Exercise materials:

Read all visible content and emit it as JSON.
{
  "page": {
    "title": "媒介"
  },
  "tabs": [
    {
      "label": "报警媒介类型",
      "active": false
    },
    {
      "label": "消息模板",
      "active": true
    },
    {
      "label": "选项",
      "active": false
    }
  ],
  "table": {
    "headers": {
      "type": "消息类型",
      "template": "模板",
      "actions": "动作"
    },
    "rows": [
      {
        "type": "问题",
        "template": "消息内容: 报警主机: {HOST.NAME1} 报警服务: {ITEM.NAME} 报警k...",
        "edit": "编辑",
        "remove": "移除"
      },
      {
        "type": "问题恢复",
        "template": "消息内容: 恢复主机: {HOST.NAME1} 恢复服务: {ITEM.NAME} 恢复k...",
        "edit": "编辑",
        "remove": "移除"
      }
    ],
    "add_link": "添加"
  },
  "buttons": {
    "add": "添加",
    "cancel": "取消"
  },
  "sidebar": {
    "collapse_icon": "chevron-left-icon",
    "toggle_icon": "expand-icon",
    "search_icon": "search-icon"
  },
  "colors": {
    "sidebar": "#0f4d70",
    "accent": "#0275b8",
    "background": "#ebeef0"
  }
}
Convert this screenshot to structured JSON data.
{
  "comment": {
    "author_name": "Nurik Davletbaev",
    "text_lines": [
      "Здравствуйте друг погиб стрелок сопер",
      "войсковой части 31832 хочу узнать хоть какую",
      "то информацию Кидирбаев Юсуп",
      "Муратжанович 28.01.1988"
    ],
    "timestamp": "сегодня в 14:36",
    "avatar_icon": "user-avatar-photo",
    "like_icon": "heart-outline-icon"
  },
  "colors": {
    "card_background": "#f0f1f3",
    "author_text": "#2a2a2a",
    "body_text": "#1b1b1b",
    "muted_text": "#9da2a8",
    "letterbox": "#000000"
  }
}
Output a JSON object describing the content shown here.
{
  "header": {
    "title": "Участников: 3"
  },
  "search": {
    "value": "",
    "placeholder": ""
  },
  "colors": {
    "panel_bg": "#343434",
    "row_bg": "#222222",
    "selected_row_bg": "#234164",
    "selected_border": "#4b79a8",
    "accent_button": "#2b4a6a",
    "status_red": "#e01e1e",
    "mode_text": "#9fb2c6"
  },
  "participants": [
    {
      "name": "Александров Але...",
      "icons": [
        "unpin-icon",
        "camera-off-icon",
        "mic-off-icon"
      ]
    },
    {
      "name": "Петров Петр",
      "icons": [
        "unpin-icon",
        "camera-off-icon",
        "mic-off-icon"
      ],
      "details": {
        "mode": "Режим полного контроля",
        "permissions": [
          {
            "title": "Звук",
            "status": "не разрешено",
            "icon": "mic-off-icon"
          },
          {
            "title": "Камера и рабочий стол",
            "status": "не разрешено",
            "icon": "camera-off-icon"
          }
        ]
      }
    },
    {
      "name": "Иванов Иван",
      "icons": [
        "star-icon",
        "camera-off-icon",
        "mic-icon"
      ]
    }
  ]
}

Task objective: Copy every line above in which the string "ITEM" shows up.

Solution for this problem:
        "template": "消息内容: 报警主机: {HOST.NAME1} 报警服务: {ITEM.NAME} 报警k...",
        "template": "消息内容: 恢复主机: {HOST.NAME1} 恢复服务: {ITEM.NAME} 恢复k...",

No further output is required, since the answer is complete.